# Task details
Where a line in the records below includes "NewSource", pull that line out.
START Dataset
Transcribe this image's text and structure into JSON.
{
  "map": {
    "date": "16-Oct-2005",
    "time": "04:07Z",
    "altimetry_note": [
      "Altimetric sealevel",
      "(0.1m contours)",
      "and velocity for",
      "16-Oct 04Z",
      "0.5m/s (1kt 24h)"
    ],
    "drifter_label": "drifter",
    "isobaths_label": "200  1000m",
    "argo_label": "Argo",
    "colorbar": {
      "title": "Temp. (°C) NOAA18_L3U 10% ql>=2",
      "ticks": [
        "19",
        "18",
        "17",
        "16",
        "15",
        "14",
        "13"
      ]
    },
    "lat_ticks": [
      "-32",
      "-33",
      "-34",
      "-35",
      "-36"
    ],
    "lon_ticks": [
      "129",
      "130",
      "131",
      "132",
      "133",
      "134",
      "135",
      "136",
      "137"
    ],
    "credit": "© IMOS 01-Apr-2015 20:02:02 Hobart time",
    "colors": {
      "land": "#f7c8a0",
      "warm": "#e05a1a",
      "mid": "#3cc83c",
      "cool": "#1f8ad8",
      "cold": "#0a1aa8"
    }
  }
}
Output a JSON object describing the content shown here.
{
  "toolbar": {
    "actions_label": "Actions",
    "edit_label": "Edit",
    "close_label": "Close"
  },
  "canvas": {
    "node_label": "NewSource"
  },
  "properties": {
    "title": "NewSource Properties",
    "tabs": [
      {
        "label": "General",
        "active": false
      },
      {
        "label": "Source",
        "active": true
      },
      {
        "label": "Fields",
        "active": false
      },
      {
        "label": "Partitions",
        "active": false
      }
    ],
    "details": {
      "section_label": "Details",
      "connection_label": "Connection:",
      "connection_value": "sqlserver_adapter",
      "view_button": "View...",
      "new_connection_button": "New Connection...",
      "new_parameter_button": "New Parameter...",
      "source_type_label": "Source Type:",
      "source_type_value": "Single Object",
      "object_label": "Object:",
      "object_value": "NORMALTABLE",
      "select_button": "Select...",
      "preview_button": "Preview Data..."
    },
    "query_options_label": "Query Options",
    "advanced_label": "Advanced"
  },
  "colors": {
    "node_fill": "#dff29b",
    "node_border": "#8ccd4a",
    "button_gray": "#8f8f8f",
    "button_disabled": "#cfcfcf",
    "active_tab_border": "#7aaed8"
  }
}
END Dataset
# Expected output
    "node_label": "NewSource"
    "title": "NewSource Properties",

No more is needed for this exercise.